Indian paintbrush found along the lake trail
This area has a variety of large mammals to be on the lookout for, including mule deer, mountain lion, bobcat, and coyote; smaller mammals include ground squirrels, voles, pocket mice, and bats. The western gray squirrel, once plentiful, has been on the decline in recent years but the cause remains a mystery. Over 220 species of birds have been reported here. Red-winged blackbirds, named for the red chevron seen on their wings in flight, can usually be found in the reeds along the edge of the lake. Shore birds, such as terns, great and snowy egrets, and great blue herons, can be observed patrolling the lake for a fish dinner. While not native to the area, there is a thriving population of wild turkeys, introduced in 1994, that are a common sight in the meadows or crossing the trail. Other bird species likely to be seen are acorn woodpeckers, western bluebirds, and northern flickers.
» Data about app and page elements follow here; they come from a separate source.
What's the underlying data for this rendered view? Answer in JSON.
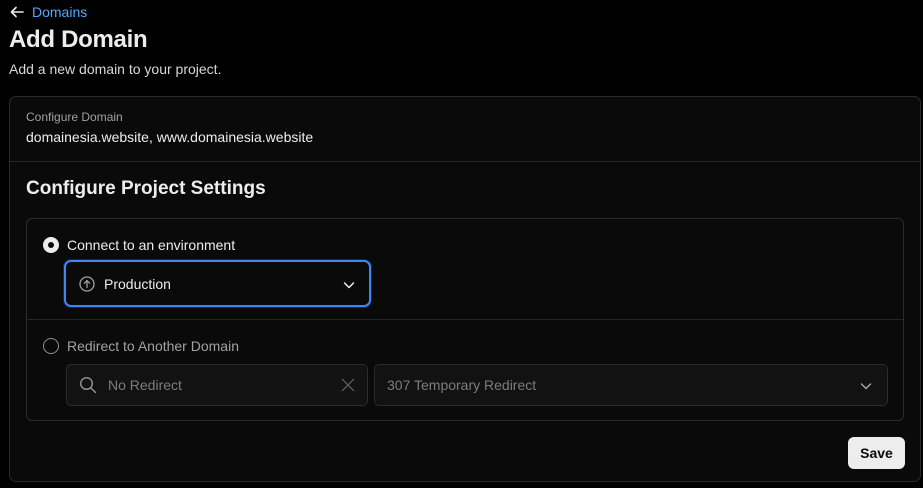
{
  "nav": {
    "back_label": "Domains"
  },
  "header": {
    "title": "Add Domain",
    "subtitle": "Add a new domain to your project."
  },
  "configure_domain": {
    "label": "Configure Domain",
    "value": "domainesia.website, www.domainesia.website"
  },
  "project_settings": {
    "title": "Configure Project Settings",
    "environment_option": {
      "label": "Connect to an environment",
      "selected": true,
      "select_value": "Production",
      "icon": "arrow-up-circle-icon"
    },
    "redirect_option": {
      "label": "Redirect to Another Domain",
      "selected": false,
      "search_placeholder": "No Redirect",
      "redirect_type": "307 Temporary Redirect"
    }
  },
  "actions": {
    "save_label": "Save"
  },
  "colors": {
    "accent": "#3f86f0",
    "link": "#52a8ff",
    "background": "#000000",
    "card": "#0a0a0a",
    "border": "#2b2b2b"
  }
}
Begin the hike at the Trout Pond Trailhead, noting that there is actually no Trout Pond Trail, but rather three trails (Minshall, Los Vaqueros, and Los Caballos) that begin at or near this location. When the lake’s level is as low as it is, a loop completely around the lake is feasible and rewarding.
Start on the Marty Minshall/Los Vaqueros Trail that skirts to the south of a large meadow at the edge of the lake. Much of this meadow will be submerged in wetter years. This is also the northern boundary of the Cuyamaca Meadows Natural Preserve, which was established to protect a number of sensitive plant species, including Lake Cuyamaca downingia, Parish’s meadowfoam, and Cuyamaca larkspur. Keep straight on the Minshall Trail, as it intersects with the Los Caballos Trail (heading toward the Los Caballos Horse Camp) at about 0.4 mile. At just under 1 mile there will be a trail marker on the right for the Stonewall Mine. In a wet year this would make a fine alternative hike over to the mine. For now, however, look to the left. Look for a narrow opening through the fence that leads toward the lake and onto the Lake Trail. Cross over a bridge and begin the loop around the lake. Turn right after the bridge for a slightly shorter walk or turn left for an additional 0.4 mile to walk under the shade of mature oak and pine trees. Keep alert for an imposing wooden sculpture of a bear (a must photo op). After crossing over the eastern boundary of the lake, the trail will follow along the northern shore and past Chambers Park and Lone Pine Camp. As the restricted area of the dam is approached, turn right and follow the trail north and then west to SR-79. Walk about 300 yards beside the road until the dam is passed, and then drop down to the shore to continue the hike. This is a good section of the lake to pause for a snack or light lunch before continuing on to the east and passing through the meadow once again to arrive back at the Minshall Trail. Retrace your route for 0.5 mile to return to your vehicle at the trailhead.
- Distance from downtown San Diego: 53 miles. Allow 1 hour driving time (Cuyamaca). Take CA-163N and merge on I-8E. Drive 38 miles, exit on SR-79, and turn north/left on SR-79. Drive 2.7 miles and turn left to stay on SR-79N and drive 10.7 miles. Park in the Trout Pond staging area on the right, just before the road takes a sharp right turn before reaching the lake.
- Hours: dawn to dusk.
- Phone Number: 760-765-0515.
- Hiking length: 5-mile loop.
- Difficulty: Easy, with about 100 feet elevation gain/loss. Hikers, equestrians, and dogs (on leashes) are allowed. Facilities.